Ask your friends and family, and chances are someone knows someone who routinely works “off the clock” — someone who isn’t getting paid for the time they put in.
Rules governing the labor sector remain a complicated business, but one thing is clear: working off the clock is illegal. Some say that more established companies in the nation don’t engage this kind of practice. But the Federal Government has recently taken action against companies like T Mobile, Wal-Mart and Radio Shack, and it’s clear that the demand for off the clock labor is creeping more and into the ranks of white collar workers.
Eileen Applebaum, professor and director of the Center for Women and Work at Rutgers University. Formerly she was research director at the Economic Policy Institute in Washington, DC.
Craig Becker, associate general counsel to the AFL-CIO and has represented many workers in Fair Labor Standards Act lawsuits.

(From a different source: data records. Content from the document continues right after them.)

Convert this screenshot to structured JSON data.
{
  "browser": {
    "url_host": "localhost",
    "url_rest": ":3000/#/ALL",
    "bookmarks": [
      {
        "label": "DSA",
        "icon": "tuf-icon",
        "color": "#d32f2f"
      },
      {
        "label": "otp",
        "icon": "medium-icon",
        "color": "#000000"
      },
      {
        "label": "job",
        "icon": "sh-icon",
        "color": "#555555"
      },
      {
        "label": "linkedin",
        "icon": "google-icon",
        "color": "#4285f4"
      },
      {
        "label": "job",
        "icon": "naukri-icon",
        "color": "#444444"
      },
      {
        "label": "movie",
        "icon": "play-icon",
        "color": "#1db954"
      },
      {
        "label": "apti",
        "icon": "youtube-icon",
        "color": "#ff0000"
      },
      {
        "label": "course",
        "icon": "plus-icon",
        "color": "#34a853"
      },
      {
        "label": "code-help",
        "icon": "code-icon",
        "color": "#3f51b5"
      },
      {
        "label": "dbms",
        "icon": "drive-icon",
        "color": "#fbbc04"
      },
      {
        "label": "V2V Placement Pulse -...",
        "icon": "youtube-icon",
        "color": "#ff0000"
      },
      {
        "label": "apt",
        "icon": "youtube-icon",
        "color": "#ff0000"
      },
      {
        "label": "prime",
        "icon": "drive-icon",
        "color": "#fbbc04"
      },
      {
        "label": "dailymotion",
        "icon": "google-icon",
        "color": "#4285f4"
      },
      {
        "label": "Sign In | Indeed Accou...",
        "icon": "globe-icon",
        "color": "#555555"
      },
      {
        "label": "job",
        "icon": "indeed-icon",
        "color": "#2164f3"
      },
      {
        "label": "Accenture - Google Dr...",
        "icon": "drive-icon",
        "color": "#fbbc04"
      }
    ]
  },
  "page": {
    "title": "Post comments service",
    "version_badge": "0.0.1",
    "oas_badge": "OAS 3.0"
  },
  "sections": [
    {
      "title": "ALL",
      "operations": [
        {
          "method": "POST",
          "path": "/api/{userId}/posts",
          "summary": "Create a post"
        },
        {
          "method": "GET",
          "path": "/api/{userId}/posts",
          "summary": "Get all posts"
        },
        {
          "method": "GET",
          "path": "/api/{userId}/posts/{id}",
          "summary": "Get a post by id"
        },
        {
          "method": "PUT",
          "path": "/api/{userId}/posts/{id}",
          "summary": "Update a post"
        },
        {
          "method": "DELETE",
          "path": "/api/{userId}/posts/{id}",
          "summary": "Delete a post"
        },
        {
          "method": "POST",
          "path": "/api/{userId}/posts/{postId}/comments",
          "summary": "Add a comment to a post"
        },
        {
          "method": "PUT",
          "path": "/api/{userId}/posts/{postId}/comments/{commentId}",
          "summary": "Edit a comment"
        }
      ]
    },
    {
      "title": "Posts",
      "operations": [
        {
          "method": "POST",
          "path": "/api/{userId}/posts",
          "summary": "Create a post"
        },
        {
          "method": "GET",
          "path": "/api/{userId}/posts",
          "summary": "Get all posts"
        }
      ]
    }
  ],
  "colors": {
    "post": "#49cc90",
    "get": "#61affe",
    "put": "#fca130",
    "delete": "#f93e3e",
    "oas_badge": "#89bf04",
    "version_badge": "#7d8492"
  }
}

Jeff Berman, partner in the Labor and Employment group of the International law firm of Sidley Austin Brown & Wood in Los Angeles.